_YOUR ASSIGNMENT_
From the listing below, copy each line that holds "Connecticut".

----------

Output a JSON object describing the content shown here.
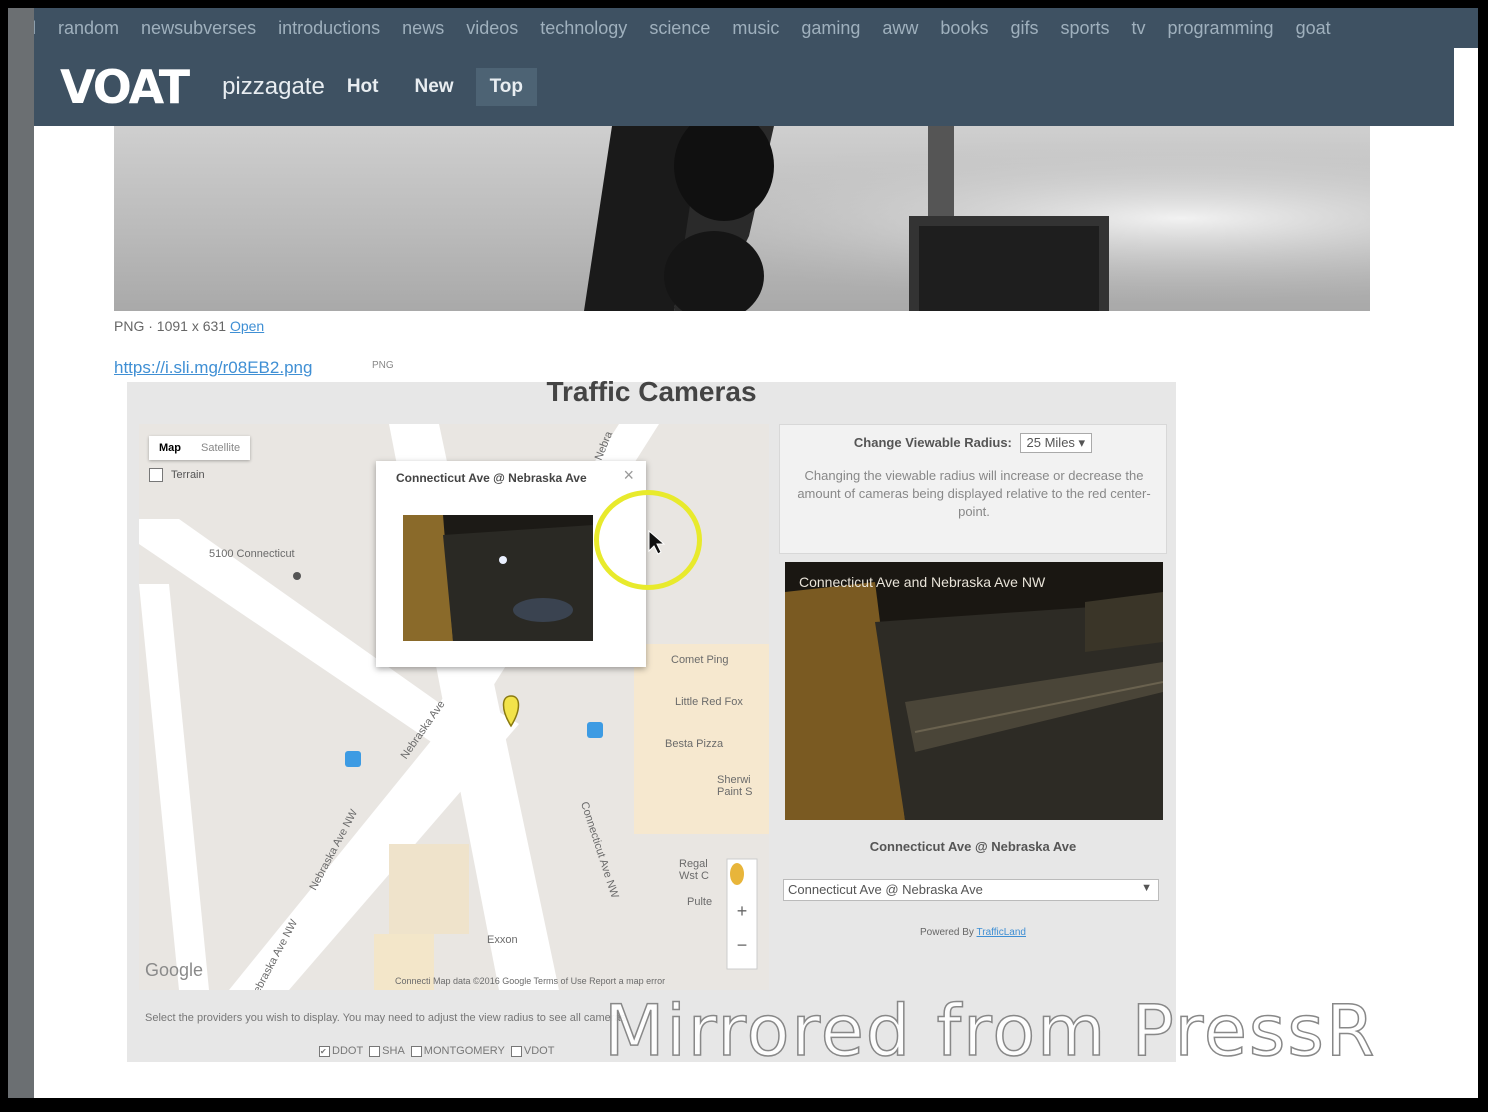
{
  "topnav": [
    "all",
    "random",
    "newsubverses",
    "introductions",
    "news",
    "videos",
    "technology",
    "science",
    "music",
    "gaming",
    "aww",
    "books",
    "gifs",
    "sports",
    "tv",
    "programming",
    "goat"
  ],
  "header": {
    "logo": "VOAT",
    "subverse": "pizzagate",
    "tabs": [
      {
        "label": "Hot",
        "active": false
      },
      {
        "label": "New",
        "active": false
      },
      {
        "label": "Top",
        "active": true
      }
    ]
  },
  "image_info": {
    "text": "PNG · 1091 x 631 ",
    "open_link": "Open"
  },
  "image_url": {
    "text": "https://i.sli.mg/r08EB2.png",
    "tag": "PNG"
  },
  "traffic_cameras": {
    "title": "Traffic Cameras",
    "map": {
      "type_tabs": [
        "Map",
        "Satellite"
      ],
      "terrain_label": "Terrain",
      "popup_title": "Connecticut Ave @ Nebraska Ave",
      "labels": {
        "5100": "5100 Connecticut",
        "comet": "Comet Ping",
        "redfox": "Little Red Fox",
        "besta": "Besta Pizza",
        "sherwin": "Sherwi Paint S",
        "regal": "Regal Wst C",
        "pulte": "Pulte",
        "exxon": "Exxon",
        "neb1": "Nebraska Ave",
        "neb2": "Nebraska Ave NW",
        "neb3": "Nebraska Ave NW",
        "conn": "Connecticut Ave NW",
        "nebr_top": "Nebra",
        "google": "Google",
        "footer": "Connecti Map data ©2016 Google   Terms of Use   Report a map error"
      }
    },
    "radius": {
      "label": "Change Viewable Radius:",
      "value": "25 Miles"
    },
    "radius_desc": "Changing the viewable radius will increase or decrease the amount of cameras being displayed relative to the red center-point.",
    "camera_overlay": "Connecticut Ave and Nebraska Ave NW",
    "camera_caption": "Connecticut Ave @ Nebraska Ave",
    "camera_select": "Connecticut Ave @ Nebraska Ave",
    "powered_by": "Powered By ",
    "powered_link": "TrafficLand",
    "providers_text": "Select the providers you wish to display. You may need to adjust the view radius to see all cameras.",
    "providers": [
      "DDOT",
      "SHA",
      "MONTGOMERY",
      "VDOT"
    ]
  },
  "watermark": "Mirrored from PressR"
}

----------

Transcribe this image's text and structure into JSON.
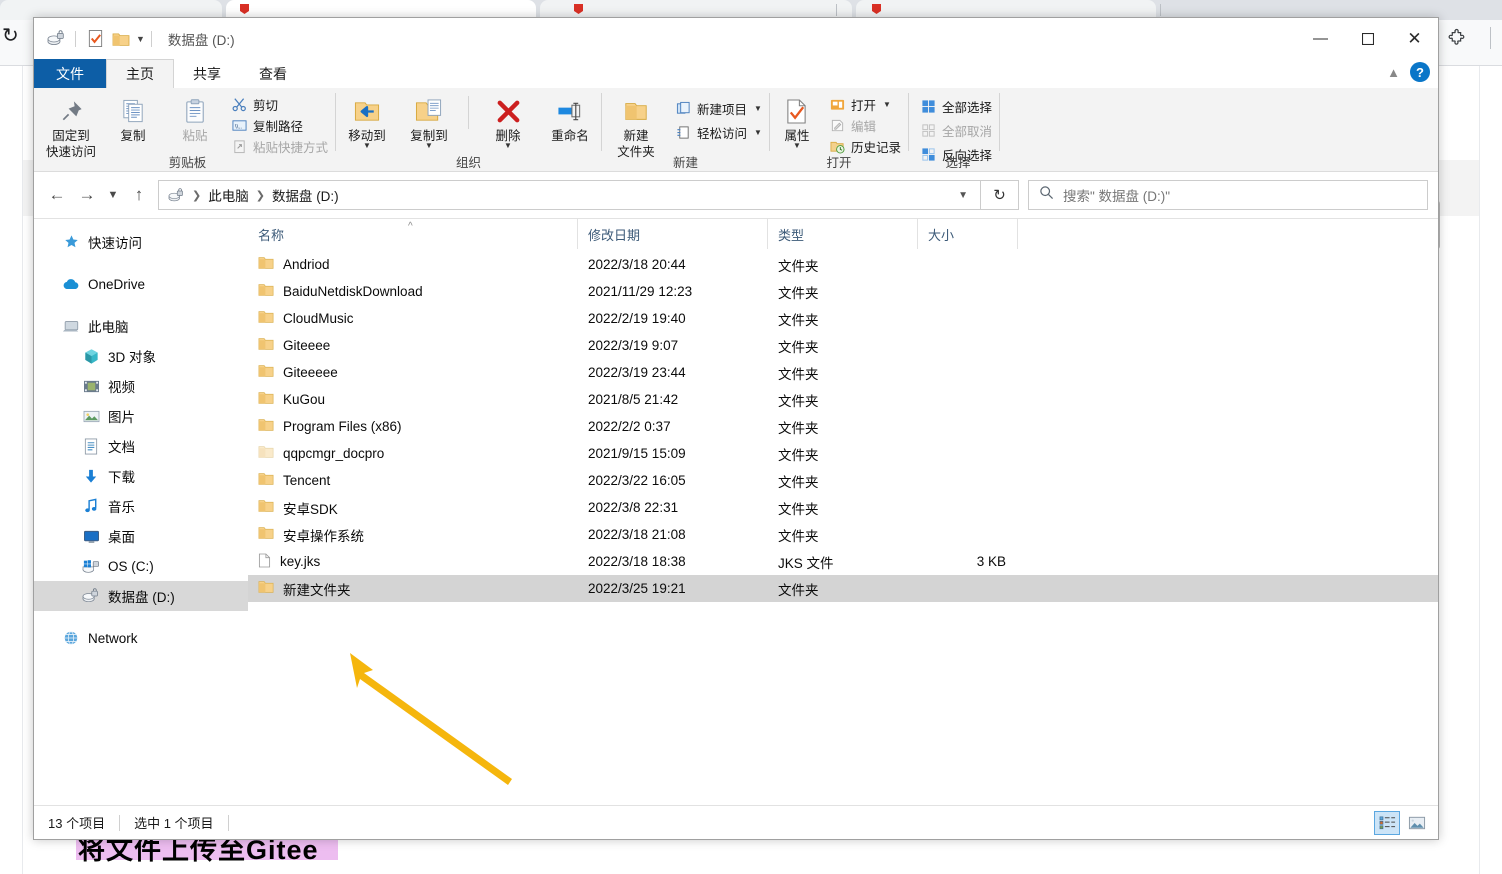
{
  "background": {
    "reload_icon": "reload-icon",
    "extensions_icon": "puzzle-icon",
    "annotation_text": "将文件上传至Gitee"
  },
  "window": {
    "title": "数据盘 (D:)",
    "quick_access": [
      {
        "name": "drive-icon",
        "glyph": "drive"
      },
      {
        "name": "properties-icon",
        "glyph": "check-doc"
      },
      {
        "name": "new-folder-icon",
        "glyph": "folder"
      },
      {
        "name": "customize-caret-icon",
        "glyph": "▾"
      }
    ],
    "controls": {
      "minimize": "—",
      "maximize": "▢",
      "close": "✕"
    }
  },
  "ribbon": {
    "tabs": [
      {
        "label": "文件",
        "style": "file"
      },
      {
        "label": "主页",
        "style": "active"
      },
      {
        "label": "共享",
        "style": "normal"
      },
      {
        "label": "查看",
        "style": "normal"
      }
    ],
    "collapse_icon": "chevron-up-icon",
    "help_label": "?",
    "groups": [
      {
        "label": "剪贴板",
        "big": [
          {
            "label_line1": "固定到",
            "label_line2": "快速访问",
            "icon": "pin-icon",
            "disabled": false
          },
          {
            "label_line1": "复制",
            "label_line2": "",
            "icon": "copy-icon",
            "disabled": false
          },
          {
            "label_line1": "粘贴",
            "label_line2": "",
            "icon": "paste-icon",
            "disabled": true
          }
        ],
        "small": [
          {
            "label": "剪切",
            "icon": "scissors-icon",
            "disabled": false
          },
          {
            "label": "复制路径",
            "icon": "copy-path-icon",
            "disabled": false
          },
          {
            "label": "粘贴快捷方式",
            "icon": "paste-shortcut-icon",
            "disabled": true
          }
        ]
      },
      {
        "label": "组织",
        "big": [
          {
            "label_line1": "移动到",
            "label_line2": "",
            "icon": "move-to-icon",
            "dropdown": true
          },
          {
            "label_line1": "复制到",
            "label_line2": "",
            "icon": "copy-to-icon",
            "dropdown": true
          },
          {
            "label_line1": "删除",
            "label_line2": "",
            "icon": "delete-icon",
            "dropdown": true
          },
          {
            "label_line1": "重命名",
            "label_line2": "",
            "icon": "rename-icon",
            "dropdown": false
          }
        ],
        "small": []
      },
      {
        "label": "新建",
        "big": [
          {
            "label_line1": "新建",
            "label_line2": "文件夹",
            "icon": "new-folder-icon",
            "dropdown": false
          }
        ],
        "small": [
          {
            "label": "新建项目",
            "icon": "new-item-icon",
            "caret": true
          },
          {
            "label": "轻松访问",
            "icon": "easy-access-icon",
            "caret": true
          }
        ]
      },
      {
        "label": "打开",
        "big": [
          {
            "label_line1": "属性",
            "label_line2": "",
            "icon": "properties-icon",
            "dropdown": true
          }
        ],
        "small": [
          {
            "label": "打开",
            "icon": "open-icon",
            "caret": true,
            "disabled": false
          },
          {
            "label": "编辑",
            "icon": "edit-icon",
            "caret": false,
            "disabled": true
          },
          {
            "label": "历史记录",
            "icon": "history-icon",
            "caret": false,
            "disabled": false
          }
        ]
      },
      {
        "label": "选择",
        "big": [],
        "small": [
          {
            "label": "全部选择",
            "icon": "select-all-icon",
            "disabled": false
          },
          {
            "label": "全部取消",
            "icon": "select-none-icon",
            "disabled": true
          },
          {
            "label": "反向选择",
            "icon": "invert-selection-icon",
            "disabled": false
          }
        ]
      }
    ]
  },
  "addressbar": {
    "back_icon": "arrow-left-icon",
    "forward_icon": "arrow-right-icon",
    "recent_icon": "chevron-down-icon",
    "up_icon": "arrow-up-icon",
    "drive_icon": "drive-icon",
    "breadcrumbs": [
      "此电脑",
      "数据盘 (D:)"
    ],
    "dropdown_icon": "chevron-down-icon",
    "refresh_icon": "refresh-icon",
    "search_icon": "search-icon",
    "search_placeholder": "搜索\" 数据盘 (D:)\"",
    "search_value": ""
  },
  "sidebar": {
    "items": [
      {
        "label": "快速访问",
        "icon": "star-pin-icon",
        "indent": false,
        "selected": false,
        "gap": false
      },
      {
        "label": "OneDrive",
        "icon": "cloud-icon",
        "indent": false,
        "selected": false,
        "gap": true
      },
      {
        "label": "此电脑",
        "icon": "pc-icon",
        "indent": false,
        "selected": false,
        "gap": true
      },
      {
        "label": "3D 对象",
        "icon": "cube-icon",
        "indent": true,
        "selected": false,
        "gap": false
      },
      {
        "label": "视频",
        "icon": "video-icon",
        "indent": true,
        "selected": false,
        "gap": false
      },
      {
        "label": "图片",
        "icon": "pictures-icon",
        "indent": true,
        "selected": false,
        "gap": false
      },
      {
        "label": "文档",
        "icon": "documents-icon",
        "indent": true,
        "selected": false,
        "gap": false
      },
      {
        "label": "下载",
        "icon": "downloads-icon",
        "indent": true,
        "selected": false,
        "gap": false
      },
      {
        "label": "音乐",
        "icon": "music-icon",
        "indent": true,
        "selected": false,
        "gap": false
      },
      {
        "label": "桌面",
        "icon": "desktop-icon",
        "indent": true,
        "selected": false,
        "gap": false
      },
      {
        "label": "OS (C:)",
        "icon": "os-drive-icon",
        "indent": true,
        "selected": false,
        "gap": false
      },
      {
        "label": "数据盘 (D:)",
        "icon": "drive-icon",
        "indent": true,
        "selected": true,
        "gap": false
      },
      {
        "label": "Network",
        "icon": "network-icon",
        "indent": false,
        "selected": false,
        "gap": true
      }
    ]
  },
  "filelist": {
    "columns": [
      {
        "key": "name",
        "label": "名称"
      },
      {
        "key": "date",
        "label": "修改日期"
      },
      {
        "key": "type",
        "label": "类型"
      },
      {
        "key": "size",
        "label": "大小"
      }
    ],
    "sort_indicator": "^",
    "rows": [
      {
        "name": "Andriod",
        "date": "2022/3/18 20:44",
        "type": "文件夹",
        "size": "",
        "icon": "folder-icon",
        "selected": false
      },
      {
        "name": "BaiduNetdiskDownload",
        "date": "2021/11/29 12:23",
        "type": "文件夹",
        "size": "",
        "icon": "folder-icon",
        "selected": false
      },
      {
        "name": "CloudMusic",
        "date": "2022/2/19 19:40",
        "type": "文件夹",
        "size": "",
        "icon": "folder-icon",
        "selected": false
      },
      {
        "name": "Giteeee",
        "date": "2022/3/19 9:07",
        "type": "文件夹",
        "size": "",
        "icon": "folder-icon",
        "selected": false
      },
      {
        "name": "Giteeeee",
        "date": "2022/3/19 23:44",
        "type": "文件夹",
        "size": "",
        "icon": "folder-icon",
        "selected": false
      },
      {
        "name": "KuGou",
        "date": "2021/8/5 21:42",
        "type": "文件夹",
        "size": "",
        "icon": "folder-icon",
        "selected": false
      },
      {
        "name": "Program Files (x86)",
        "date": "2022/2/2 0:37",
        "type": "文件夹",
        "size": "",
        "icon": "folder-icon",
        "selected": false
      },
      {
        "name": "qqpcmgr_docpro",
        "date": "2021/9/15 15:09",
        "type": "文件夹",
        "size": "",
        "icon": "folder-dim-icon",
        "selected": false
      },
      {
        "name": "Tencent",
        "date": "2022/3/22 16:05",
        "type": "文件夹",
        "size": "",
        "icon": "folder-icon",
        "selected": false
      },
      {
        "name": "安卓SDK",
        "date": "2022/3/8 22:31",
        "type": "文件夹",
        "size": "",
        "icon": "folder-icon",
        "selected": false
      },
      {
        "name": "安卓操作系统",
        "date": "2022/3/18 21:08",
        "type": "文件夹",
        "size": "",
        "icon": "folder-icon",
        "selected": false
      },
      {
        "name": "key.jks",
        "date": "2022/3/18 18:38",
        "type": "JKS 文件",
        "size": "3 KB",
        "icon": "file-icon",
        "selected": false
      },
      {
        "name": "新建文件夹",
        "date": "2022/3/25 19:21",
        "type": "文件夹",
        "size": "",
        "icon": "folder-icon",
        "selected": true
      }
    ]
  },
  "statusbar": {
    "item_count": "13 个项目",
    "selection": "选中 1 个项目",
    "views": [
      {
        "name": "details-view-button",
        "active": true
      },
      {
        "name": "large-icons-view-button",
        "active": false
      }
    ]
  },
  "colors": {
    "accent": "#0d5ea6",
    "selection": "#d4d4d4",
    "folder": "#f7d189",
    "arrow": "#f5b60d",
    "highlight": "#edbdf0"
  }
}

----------

_THE ANSWER_
      "popup_title": "Connecticut Ave @ Nebraska Ave",
        "5100": "5100 Connecticut",
        "conn": "Connecticut Ave NW",
    "camera_overlay": "Connecticut Ave and Nebraska Ave NW",
    "camera_caption": "Connecticut Ave @ Nebraska Ave",
    "camera_select": "Connecticut Ave @ Nebraska Ave",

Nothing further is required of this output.